"It's hard enough without this." But top teen scholar Ryan Leitch, confined to a wheelchair and needing around-the-clock care because of muscular atrophy, isn't bitter.
Like thousands of 18-year-olds, he can't wait to start tertiary study tomorrow. But his academic future is under threat from a funding anomaly that means he can't get cash for caregiving at uni unless he stays at secondary school until he is 21.
The former Westlake Boys High School student, who has topped the world in Cambridge geography exams two years in a row, is enrolled in a geography course at Auckland University.
Despite grants being available, the university has told him it can't provide the $17,000 a year he needs. And after spending six months chasing government funding, Ryan will start the year with no caregiver and no funding.
"We have got absolutely nowhere," his mother Judi Davison told the Herald on Sunday. On Friday Work and Income told her a meeting with a new case manager could not be scheduled until March 13.
"There is just nothing out there for caregiving," she said. "It's very frustrating."
Ryan needs help throughout the day. Davison has another school-aged son, Blake, with the same condition, 14-year-old triplets and a business. She doesn't know how she can cope.
On Fridays Davison and Ryan will need to leave their North Shore home by 6.30am to make his 8am lecture, leaving the other children responsible for getting Blake and themselves ready.

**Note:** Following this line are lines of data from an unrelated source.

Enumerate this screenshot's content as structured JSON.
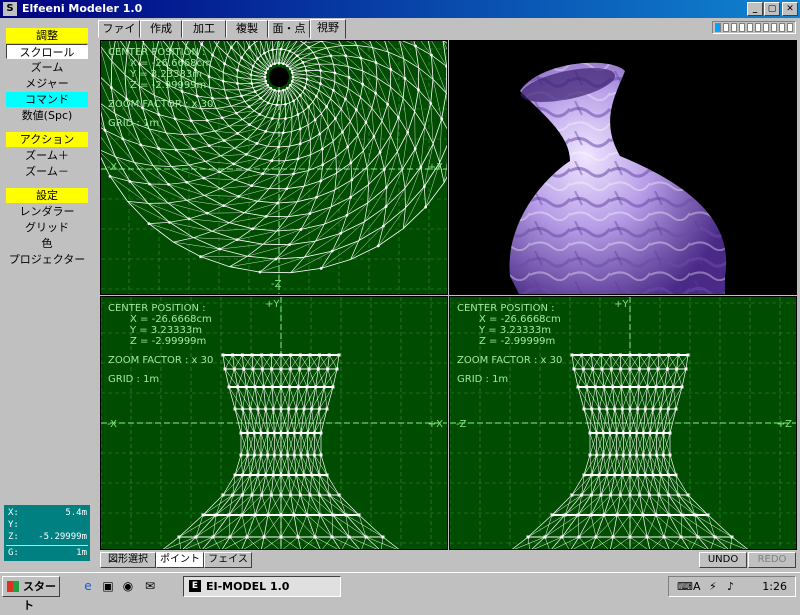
{
  "window": {
    "title": "Elfeeni Modeler 1.0",
    "min": "_",
    "max": "▢",
    "close": "✕",
    "icon": "S"
  },
  "sidebar": {
    "items": [
      {
        "label": "調整",
        "style": "hdr-y"
      },
      {
        "label": "スクロール",
        "style": "sel"
      },
      {
        "label": "ズーム",
        "style": ""
      },
      {
        "label": "メジャー",
        "style": ""
      },
      {
        "label": "コマンド",
        "style": "hdr-c"
      },
      {
        "label": "数値(Spc)",
        "style": ""
      },
      {
        "label": "アクション",
        "style": "hdr-y"
      },
      {
        "label": "ズーム＋",
        "style": ""
      },
      {
        "label": "ズーム－",
        "style": ""
      },
      {
        "label": "設定",
        "style": "hdr-y"
      },
      {
        "label": "レンダラー",
        "style": ""
      },
      {
        "label": "グリッド",
        "style": ""
      },
      {
        "label": "色",
        "style": ""
      },
      {
        "label": "プロジェクター",
        "style": ""
      }
    ]
  },
  "coords": {
    "x_label": "X:",
    "x": "5.4m",
    "y_label": "Y:",
    "y": "",
    "z_label": "Z:",
    "z": "-5.29999m",
    "g_label": "G:",
    "g": "1m"
  },
  "tabs": [
    {
      "label": "ファイル"
    },
    {
      "label": "作成"
    },
    {
      "label": "加工"
    },
    {
      "label": "複製"
    },
    {
      "label": "面・点"
    },
    {
      "label": "視野"
    }
  ],
  "active_tab": "視野",
  "progress": {
    "filled": 1,
    "total": 10
  },
  "viewports": {
    "top": {
      "center_title": "CENTER POSITION :",
      "x": "X = -26.6668cm",
      "y": "Y = 3.23333m",
      "z": "Z = -2.99999m",
      "zoom": "ZOOM FACTOR :  x 30",
      "grid": "GRID : 1m",
      "axis_left": "-X",
      "axis_right": "+X",
      "axis_bottom": "-Z"
    },
    "front": {
      "center_title": "CENTER POSITION :",
      "x": "X = -26.6668cm",
      "y": "Y = 3.23333m",
      "z": "Z = -2.99999m",
      "zoom": "ZOOM FACTOR :  x 30",
      "grid": "GRID : 1m",
      "axis_top": "+Y",
      "axis_left": "-X",
      "axis_right": "+X"
    },
    "side": {
      "center_title": "CENTER POSITION :",
      "x": "X = -26.6668cm",
      "y": "Y = 3.23333m",
      "z": "Z = -2.99999m",
      "zoom": "ZOOM FACTOR :  x 30",
      "grid": "GRID : 1m",
      "axis_top": "+Y",
      "axis_left": "-Z",
      "axis_right": "+Z"
    }
  },
  "bottom_tabs": [
    {
      "label": "図形選択"
    },
    {
      "label": "ポイント"
    },
    {
      "label": "フェイス"
    }
  ],
  "undo_label": "UNDO",
  "redo_label": "REDO",
  "taskbar": {
    "start": "スタート",
    "task": "EI-MODEL 1.0",
    "clock": "1:26"
  },
  "colors": {
    "viewport_bg": "#004c00",
    "wire": "#ffffff",
    "grid": "#66bb66",
    "vase": "#b59be6"
  }
}
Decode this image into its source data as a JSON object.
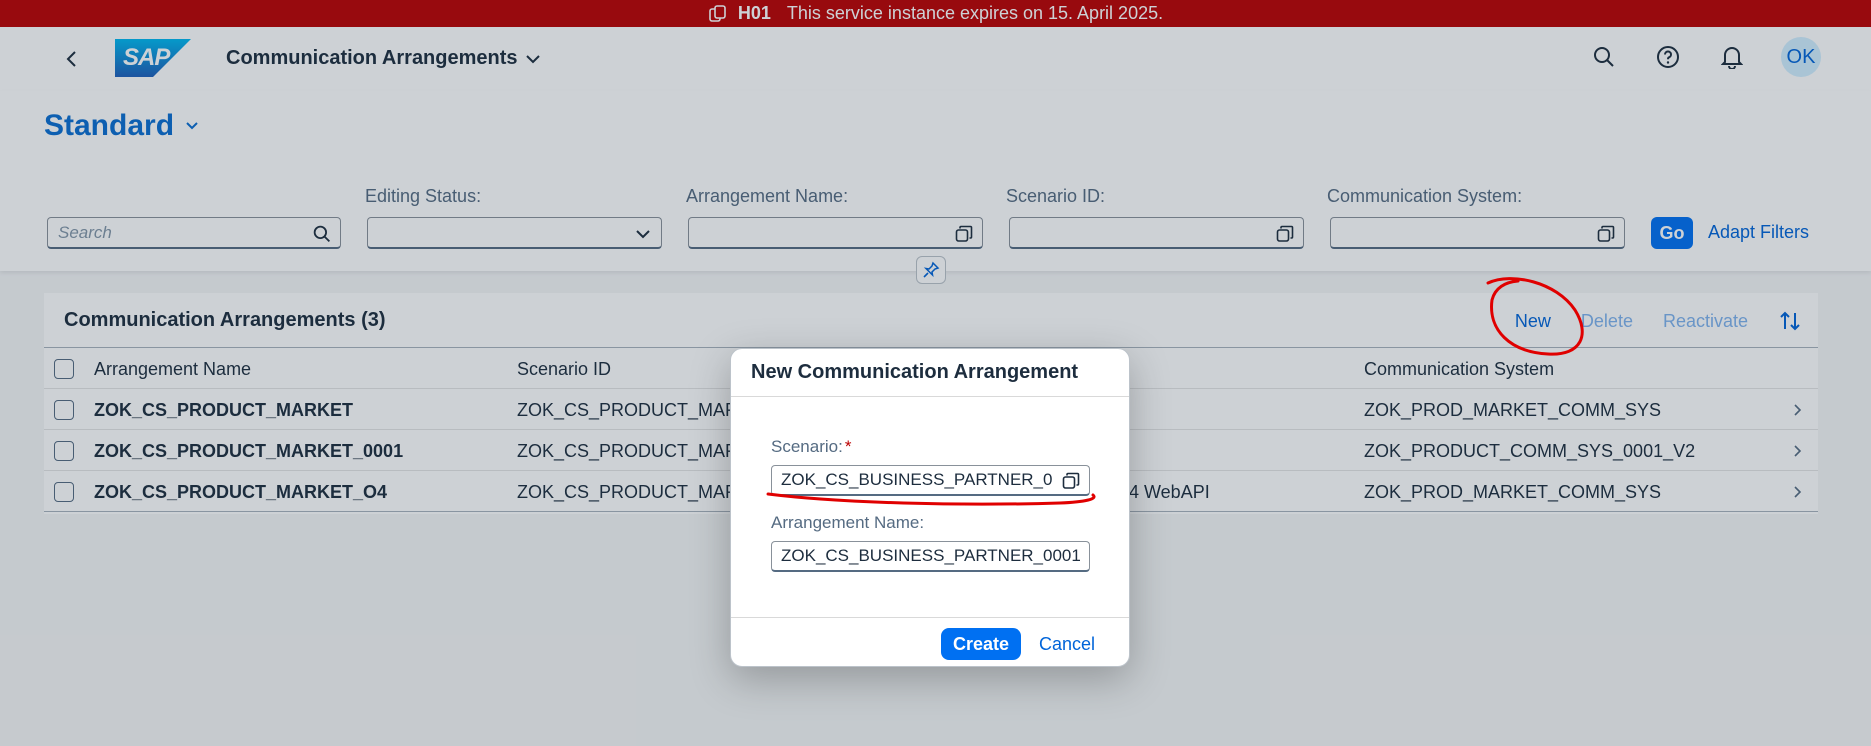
{
  "banner": {
    "system_id": "H01",
    "message": "This service instance expires on 15. April 2025.",
    "color": "#bb0000"
  },
  "shell": {
    "logo_text": "SAP",
    "app_title": "Communication Arrangements",
    "avatar_initials": "OK",
    "icons": [
      "search-icon",
      "help-icon",
      "bell-icon"
    ]
  },
  "header": {
    "variant_name": "Standard",
    "search_placeholder": "Search",
    "filters": {
      "editing_status_label": "Editing Status:",
      "arrangement_name_label": "Arrangement Name:",
      "scenario_id_label": "Scenario ID:",
      "communication_system_label": "Communication System:"
    },
    "go_label": "Go",
    "adapt_filters_label": "Adapt Filters"
  },
  "table": {
    "title": "Communication Arrangements (3)",
    "actions": {
      "new": "New",
      "delete": "Delete",
      "reactivate": "Reactivate"
    },
    "columns": {
      "arrangement_name": "Arrangement Name",
      "scenario_id": "Scenario ID",
      "communication_system": "Communication System"
    },
    "rows": [
      {
        "arrangement_name": "ZOK_CS_PRODUCT_MARKET",
        "scenario_id": "ZOK_CS_PRODUCT_MARK",
        "mid": "",
        "communication_system": "ZOK_PROD_MARKET_COMM_SYS"
      },
      {
        "arrangement_name": "ZOK_CS_PRODUCT_MARKET_0001",
        "scenario_id": "ZOK_CS_PRODUCT_MARK",
        "mid": "",
        "communication_system": "ZOK_PRODUCT_COMM_SYS_0001_V2"
      },
      {
        "arrangement_name": "ZOK_CS_PRODUCT_MARKET_O4",
        "scenario_id": "ZOK_CS_PRODUCT_MARK",
        "mid": "4 WebAPI",
        "communication_system": "ZOK_PROD_MARKET_COMM_SYS"
      }
    ]
  },
  "dialog": {
    "title": "New Communication Arrangement",
    "scenario_label": "Scenario:",
    "required_marker": "*",
    "scenario_value": "ZOK_CS_BUSINESS_PARTNER_0",
    "arrangement_name_label": "Arrangement Name:",
    "arrangement_name_value": "ZOK_CS_BUSINESS_PARTNER_0001",
    "create_label": "Create",
    "cancel_label": "Cancel"
  },
  "colors": {
    "accent": "#0070f2",
    "link": "#0064d9",
    "annotation": "#e00000"
  }
}
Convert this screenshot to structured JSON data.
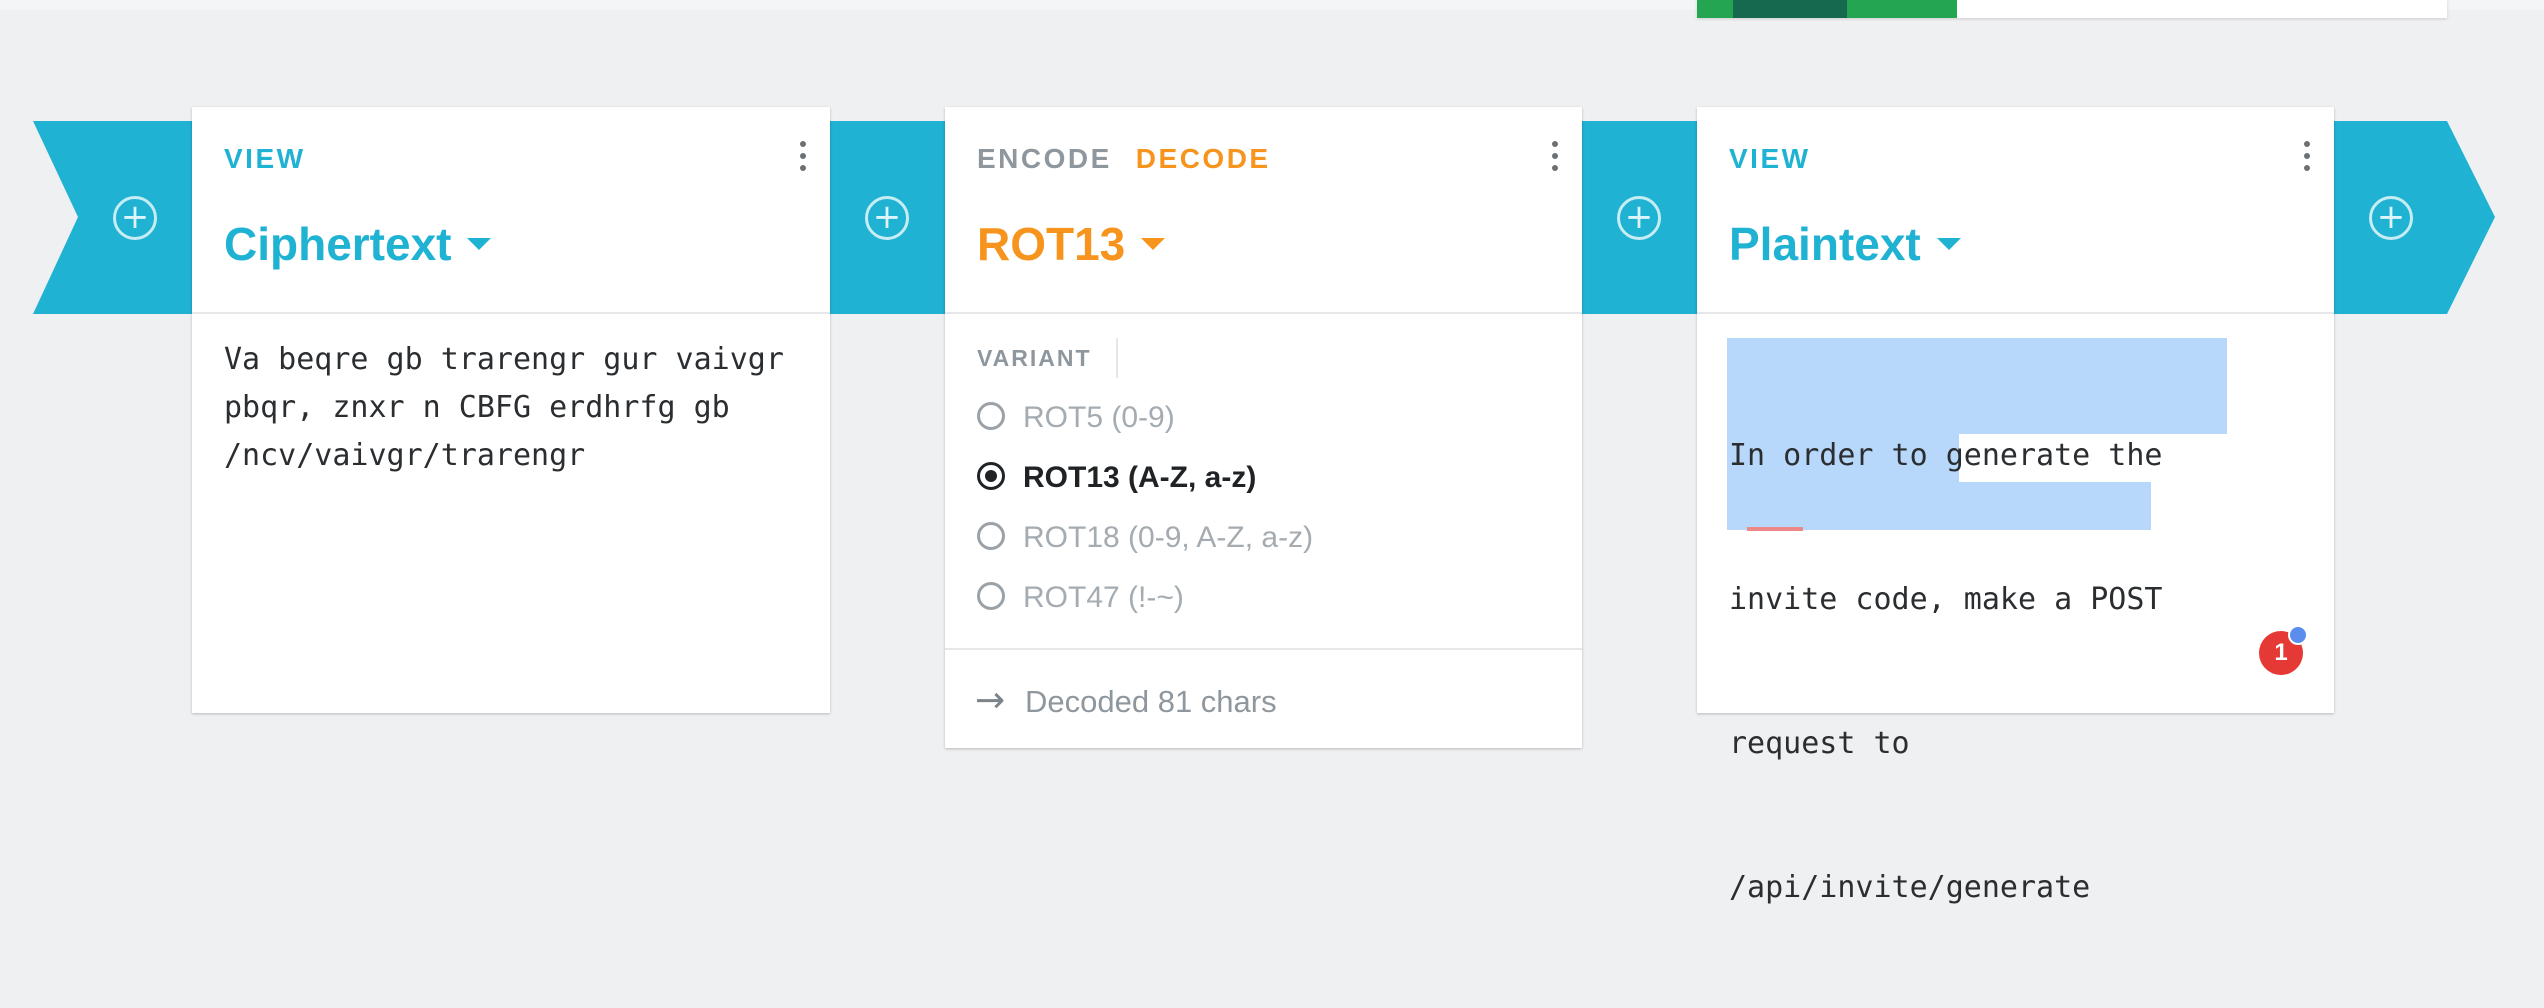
{
  "colors": {
    "accent_teal": "#1fb2d3",
    "accent_orange": "#f7941d",
    "selection": "#b7d7fb",
    "badge_red": "#e53935"
  },
  "chain": {
    "add_icon": "plus-circle-icon",
    "cards": [
      {
        "tabs": [
          "VIEW"
        ],
        "title": "Ciphertext",
        "content": "Va beqre gb trarengr gur vaivgr pbqr, znxr n CBFG erdhrfg gb /ncv/vaivgr/trarengr"
      },
      {
        "tabs": [
          "ENCODE",
          "DECODE"
        ],
        "active_tab": "DECODE",
        "title": "ROT13",
        "variant_label": "VARIANT",
        "options": [
          "ROT5 (0-9)",
          "ROT13 (A-Z, a-z)",
          "ROT18 (0-9, A-Z, a-z)",
          "ROT47 (!-~)"
        ],
        "selected_option": "ROT13 (A-Z, a-z)",
        "footer": "Decoded 81 chars",
        "footer_icon": "arrow-right-icon"
      },
      {
        "tabs": [
          "VIEW"
        ],
        "title": "Plaintext",
        "lines": [
          "In order to generate the",
          "invite code, make a POST",
          "request to",
          "/api/invite/generate"
        ],
        "badge": "1"
      }
    ]
  }
}
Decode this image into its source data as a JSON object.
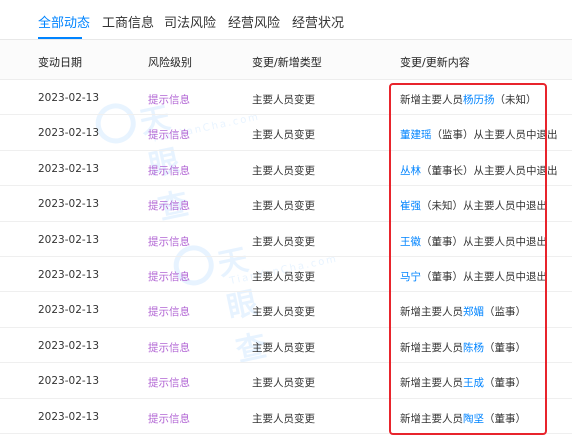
{
  "tabs": [
    {
      "label": "全部动态",
      "active": true
    },
    {
      "label": "工商信息",
      "active": false
    },
    {
      "label": "司法风险",
      "active": false
    },
    {
      "label": "经营风险",
      "active": false
    },
    {
      "label": "经营状况",
      "active": false
    }
  ],
  "columns": {
    "date": "变动日期",
    "level": "风险级别",
    "type": "变更/新增类型",
    "content": "变更/更新内容"
  },
  "rows": [
    {
      "date": "2023-02-13",
      "level": "提示信息",
      "type": "主要人员变更",
      "prefix": "新增主要人员",
      "name": "杨历扬",
      "suffix": "（未知）"
    },
    {
      "date": "2023-02-13",
      "level": "提示信息",
      "type": "主要人员变更",
      "prefix": "",
      "name": "董建瑶",
      "suffix": "（监事）从主要人员中退出"
    },
    {
      "date": "2023-02-13",
      "level": "提示信息",
      "type": "主要人员变更",
      "prefix": "",
      "name": "丛林",
      "suffix": "（董事长）从主要人员中退出"
    },
    {
      "date": "2023-02-13",
      "level": "提示信息",
      "type": "主要人员变更",
      "prefix": "",
      "name": "崔强",
      "suffix": "（未知）从主要人员中退出"
    },
    {
      "date": "2023-02-13",
      "level": "提示信息",
      "type": "主要人员变更",
      "prefix": "",
      "name": "王徽",
      "suffix": "（董事）从主要人员中退出"
    },
    {
      "date": "2023-02-13",
      "level": "提示信息",
      "type": "主要人员变更",
      "prefix": "",
      "name": "马宁",
      "suffix": "（董事）从主要人员中退出"
    },
    {
      "date": "2023-02-13",
      "level": "提示信息",
      "type": "主要人员变更",
      "prefix": "新增主要人员",
      "name": "郑媚",
      "suffix": "（监事）"
    },
    {
      "date": "2023-02-13",
      "level": "提示信息",
      "type": "主要人员变更",
      "prefix": "新增主要人员",
      "name": "陈杨",
      "suffix": "（董事）"
    },
    {
      "date": "2023-02-13",
      "level": "提示信息",
      "type": "主要人员变更",
      "prefix": "新增主要人员",
      "name": "王成",
      "suffix": "（董事）"
    },
    {
      "date": "2023-02-13",
      "level": "提示信息",
      "type": "主要人员变更",
      "prefix": "新增主要人员",
      "name": "陶坚",
      "suffix": "（董事）"
    }
  ],
  "watermark": {
    "brand": "天眼查",
    "sub": "TianYanCha.com"
  },
  "colors": {
    "accent": "#0084ff",
    "level": "#b266d4",
    "highlight": "#e8242c"
  }
}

She and Ryan's father are separated and he also runs a business.
Ryan, is worried he may have to wait a year to start his university lectures.
David Hayward, associate director of the university's geography, geology and environmental science department, was not aware of the funding problem. "It would be quite distressing for us if he is unable to continue in the programme. "
Disability Minister Ruth Dyson has previously said a proposal to correct the funding anomaly was awaiting Cabinet approval.
Ryan's story will feature in TV One's Attitude programme, at 9.30am today.